The empire strikes back: how Starbucks plans to get bigger by going smaller
STARBUCKS' problems are not limited to Ireland. The company closed more than 800 of its flagship cafes worldwide in the past two years as overbuilding and a consumer-led recession prompted a full year of quarterly declines in comparable-store sales, the company's worst performance in at least a decade.
It is also facing increased competition as McDonald's and Dunkin' Donuts introduced lattes that cost less than they do at Starbucks.
The coffee-shop operator is striking back by creating a new franchise chain to fit into smaller spaces called Seattle's Best Coffee in the western US and Midwest.
Since opening Seattle's Best to franchising last year, the company has signed deals with 10 new operators that plan to open stores in California, Illinois and Texas, vice president of franchise development John Wuycheck said recently.
Starbucks is recovering from a strategy of opening too many cafes too quickly, executives have said. The company has shifted growth plans to its junior brand. The company is adding smaller kiosk-sized locations in places such as New York and Houston, where a full cafe won't fit.

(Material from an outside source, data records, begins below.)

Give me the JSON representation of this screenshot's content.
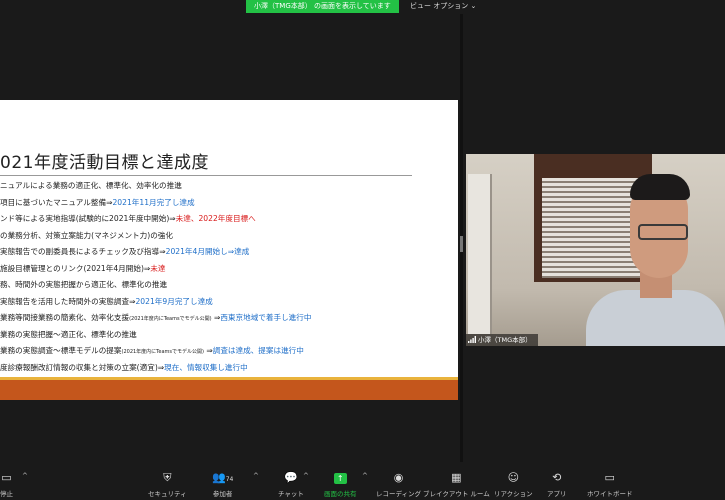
{
  "topbar": {
    "share_banner": "小澤（TMG本部） の画面を表示しています",
    "view_options": "ビュー オプション ⌄"
  },
  "slide": {
    "title": "021年度活動目標と達成度",
    "lines": [
      {
        "a": "ニュアルによる業務の適正化、標準化、効率化の推進",
        "b": "",
        "c": "",
        "d": ""
      },
      {
        "a": "項目に基づいたマニュアル整備⇒",
        "b": "2021年11月完了し達成",
        "c": "",
        "d": ""
      },
      {
        "a": "ンド等による実地指導(試験的に2021年度中開始)⇒",
        "b": "",
        "c": "未達、2022年度目標へ",
        "d": ""
      },
      {
        "a": "の業務分析、対策立案能力(マネジメント力)の強化",
        "b": "",
        "c": "",
        "d": ""
      },
      {
        "a": "実態報告での副委員長によるチェック及び指導⇒",
        "b": "2021年4月開始し⇒達成",
        "c": "",
        "d": ""
      },
      {
        "a": "施設目標管理とのリンク(2021年4月開始)⇒",
        "b": "",
        "c": "未達",
        "d": ""
      },
      {
        "a": "務、時間外の実態把握から適正化、標準化の推進",
        "b": "",
        "c": "",
        "d": ""
      },
      {
        "a": "実態報告を活用した時間外の実態調査⇒",
        "b": "2021年9月完了し達成",
        "c": "",
        "d": ""
      },
      {
        "a": "業務等間接業務の簡素化、効率化支援",
        "s": "(2021年度内にTeamsでモデル公開)",
        "e": " ⇒",
        "b": "西東京地域で着手し進行中",
        "c": "",
        "d": ""
      },
      {
        "a": "業務の実態把握～適正化、標準化の推進",
        "b": "",
        "c": "",
        "d": ""
      },
      {
        "a": "業務の実態調査～標準モデルの提案",
        "s": "(2021年度内にTeamsでモデル公開)",
        "e": " ⇒",
        "b": "調査は達成、提案は進行中",
        "c": "",
        "d": ""
      },
      {
        "a": "度診療報酬改訂情報の収集と対策の立案(適宜)⇒",
        "b": "現在、情報収集し進行中",
        "c": "",
        "d": ""
      }
    ]
  },
  "video": {
    "participant_name": "小澤（TMG本部）"
  },
  "toolbar": {
    "stop": "停止",
    "security": "セキュリティ",
    "participants": "参加者",
    "participants_count": "74",
    "chat": "チャット",
    "share": "画面の共有",
    "record": "レコーディング",
    "breakout": "ブレイクアウト ルーム",
    "reactions": "リアクション",
    "apps": "アプリ",
    "whiteboard": "ホワイトボード"
  },
  "colors": {
    "share_green": "#23c145",
    "progress_blue": "#1e6ec8",
    "unmet_red": "#d81818",
    "slide_footer": "#c4561c",
    "slide_accent": "#e9b33c"
  }
}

"We're always looking for full cafes, but many times it's easier to fit a smaller kiosk into those spaces," he said. The western US markets "are very strong influencing markets for the rest of the country. We're getting strong interest there".
The company is also offering 20pc discounts on franchisee fees to army veterans and ethnic minorities in a partnership with the International Franchise Association, a Washington-based trade group. Franchisees invest from $265,200 (€217,000) to $440,000 to open a Seattle's Best location.
Starbucks shares more than doubled last year on hopes that the strategy will work.
The biggest challenge to developing the chain may come from the company's flagship brand, said Greg Schroeder, a restaurant analyst with Jesup & Lamont in Madison, Wisconsin. He said he doesn't expect Seattle's Best to become a "several-thousand-store concept."
"I hesitate to believe that Seattle's Best will be a meaningful driver against US retail, because they would be competing against Starbucks," said Schroeder.
Seattle's Best has about 550 locations in the US, primarily through licensing agreements. Retailers such as bookseller Borders and Subway restaurants added the coffee to about 9,000 locations last year and other fast-food sellers are testing the brew, Ehlers said.
"We can go to places with Seattle's Best that we wouldn't want to go with" the Starbucks brand, he said. "Starbucks roast is a little more assertive or aggressive, while Seattle's Best is smoother. Consumers like variety."